Pulling a permit here in Baja, although it has become more difficult in the past years, is still much faster, easier and cheaper than your home state/country.  Unless you are doing something that requires a zone change, an unfamiliar building system, or asking for entitlements, you will find it to be quite fast and reasonable.

In some cases, clearing the land prior to construction may be required.  This too, requires a separate permit.  Your architect can arrange to get the appropriate permits for you. They generally require saving certain species of plants, either through relocation or by selling them to another location or a landscaper, and a donation of trees to the Municipality for use in street mediums or parks.  The costs for these permits are based on the size of the land you require to clear, but they are quite reasonable. 

Bear in mind, clearing land in Baja California Sur without a permit, if caught, is illegal and can render enormous fines, so it is best to do it right the first time!

What you need to get a permit:
You will need to hire a Mexican architect and/or Structural engineer.  Many architects are also licensed in Structural Engineering and vice versa. Many are not. The Structural Engineer needs to be registered with the Municipality in which the work will take place.  A basic full set of plans here in Mexico for a home, includes a site plan, floor plans, elevations (referencing site grades), a couple of sections, electrical and plumbing drawings.  Your site plan should be developed with a site survey, if appropriate.

If you want your home architect to develop the design, that is fine, but your architect will need to team up with a local Architect and Engineer to develop the “working drawings” as they must be in Spanish and in the metric system, as well as signed by a locally registered professional.

In addition to your engineer/architect, a Director of the Work (Director de la Obra) is required.  This person has a special higher designation than your architect /engineer and is legally and financially responsible for the project. Should anything go wrong or fail, they are held responsible.  They must also registered in each county.  They are supposed to check the drawings and the engineering and oversee the work from the standpoint of public safety and quality of construction.  There is an additional fee for this oversight, but it is required for buildings over a certain square meters (pretty much any home falls into this category).

Of course, a fee for the permit is paid based on the estimated value of construction that your architect submits with the application for the permit.  Although there is a maximum guideline the Municipality allows, it is always best to submit the real value rather than to minimize the costs during the permit stages. Why? Because the value of your manifestation is based on your permit value. Manifestation is the value given to your construction after completion for tax purposes. But it is not just your yearly taxes that are involved, it is also the value you are allowed to deduct against capital gains when you sell. Unless you or have facturas for every dime of the improvements,  the only way to increase the manifested value is to do a “re-evaluation” through various means before selling,  which can be costly. So, don’t go cheap on your permitted value…A few hundred dollars now in permit costs, can save you thousands of dollars later in capital gains taxes.
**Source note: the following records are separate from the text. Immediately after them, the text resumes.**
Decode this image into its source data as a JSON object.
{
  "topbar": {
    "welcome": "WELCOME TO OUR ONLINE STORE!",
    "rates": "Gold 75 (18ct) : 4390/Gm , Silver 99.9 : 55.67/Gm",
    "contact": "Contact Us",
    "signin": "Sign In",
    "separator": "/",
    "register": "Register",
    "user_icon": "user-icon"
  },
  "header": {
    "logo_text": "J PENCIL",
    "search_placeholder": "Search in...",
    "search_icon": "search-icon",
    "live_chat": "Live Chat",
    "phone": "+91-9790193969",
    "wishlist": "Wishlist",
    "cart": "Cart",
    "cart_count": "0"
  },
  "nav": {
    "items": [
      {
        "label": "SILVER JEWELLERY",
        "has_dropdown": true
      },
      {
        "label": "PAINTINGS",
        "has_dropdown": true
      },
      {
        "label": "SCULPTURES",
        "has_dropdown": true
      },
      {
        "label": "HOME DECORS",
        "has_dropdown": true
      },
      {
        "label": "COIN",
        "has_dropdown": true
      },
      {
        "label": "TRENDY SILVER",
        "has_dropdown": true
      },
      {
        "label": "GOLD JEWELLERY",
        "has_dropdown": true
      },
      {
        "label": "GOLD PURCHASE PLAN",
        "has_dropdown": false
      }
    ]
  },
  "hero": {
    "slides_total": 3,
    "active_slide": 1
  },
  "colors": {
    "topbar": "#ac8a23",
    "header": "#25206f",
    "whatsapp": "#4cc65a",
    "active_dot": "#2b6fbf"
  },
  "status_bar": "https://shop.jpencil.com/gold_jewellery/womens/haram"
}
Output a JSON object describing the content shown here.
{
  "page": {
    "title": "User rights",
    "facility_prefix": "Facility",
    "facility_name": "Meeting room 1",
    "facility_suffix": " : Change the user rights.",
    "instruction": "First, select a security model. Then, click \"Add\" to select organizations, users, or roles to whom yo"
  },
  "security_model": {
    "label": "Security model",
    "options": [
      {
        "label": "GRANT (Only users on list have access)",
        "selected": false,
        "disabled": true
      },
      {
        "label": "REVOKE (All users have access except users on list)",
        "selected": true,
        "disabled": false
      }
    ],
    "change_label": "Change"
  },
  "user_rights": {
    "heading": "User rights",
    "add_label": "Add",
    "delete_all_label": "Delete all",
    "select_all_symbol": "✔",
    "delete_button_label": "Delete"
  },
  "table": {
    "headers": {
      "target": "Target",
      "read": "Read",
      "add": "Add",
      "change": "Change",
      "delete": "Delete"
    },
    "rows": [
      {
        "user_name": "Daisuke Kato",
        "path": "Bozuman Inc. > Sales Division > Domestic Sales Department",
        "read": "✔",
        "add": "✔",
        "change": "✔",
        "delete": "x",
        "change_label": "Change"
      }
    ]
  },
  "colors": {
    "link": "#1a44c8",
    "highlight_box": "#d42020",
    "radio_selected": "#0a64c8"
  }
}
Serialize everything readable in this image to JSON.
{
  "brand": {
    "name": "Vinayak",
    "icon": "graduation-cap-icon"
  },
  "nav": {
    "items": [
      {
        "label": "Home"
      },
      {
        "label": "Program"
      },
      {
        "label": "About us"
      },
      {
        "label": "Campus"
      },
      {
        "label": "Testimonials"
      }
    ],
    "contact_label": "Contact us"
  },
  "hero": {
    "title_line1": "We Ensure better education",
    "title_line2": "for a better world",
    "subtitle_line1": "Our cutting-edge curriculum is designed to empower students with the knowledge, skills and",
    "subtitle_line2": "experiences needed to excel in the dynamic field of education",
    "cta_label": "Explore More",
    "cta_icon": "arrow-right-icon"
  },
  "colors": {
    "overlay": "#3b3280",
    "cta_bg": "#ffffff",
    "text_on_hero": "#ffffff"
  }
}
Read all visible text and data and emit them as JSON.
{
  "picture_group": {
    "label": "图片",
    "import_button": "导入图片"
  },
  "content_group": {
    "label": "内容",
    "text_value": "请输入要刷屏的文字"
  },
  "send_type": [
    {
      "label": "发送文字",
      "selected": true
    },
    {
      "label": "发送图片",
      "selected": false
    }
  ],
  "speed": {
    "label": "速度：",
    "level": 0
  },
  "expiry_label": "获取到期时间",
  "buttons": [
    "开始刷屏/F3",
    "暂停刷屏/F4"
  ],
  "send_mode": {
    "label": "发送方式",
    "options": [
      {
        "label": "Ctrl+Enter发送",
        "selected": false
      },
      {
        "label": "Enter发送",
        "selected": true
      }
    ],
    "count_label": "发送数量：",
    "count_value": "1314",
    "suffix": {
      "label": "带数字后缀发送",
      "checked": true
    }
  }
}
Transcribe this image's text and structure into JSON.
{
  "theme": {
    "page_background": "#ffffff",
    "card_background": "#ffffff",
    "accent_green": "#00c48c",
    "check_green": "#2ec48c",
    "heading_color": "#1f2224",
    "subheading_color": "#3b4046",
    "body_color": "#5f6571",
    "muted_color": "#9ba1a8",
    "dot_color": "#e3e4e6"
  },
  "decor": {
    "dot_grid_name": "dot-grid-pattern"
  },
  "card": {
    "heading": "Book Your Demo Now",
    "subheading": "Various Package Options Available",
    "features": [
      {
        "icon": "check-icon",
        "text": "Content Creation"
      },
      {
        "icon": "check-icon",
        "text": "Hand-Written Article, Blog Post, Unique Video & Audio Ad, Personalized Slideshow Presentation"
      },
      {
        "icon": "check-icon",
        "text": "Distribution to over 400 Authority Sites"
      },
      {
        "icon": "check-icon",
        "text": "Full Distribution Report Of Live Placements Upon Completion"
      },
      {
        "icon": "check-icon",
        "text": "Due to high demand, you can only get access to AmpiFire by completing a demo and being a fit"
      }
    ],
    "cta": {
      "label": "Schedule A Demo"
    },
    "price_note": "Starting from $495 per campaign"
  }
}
And one more time, all costs of goods, materials and services for you construction should be factured by an OFFICAL factura in your name with the address of your property.  Should the costs of your construction exceed the permit amount all of those facturas will yield a higher capital gains deduction and potentially save you thousands of dollars when you sell!  Take the extra time to get the facturas…it will save you a heartache in the end.

Building in Baja can be exciting and rewarding… but as everywhere, the greatest rewards come to those that educate themselves to what is required of them!

By Cheryl T. Miller, Broker of Baja Realty and Investment, Architect.  Contact Cheryl at 624-122-2690 or by writing  14 years experience in the Baja, serving all types of properties, and a land specialist.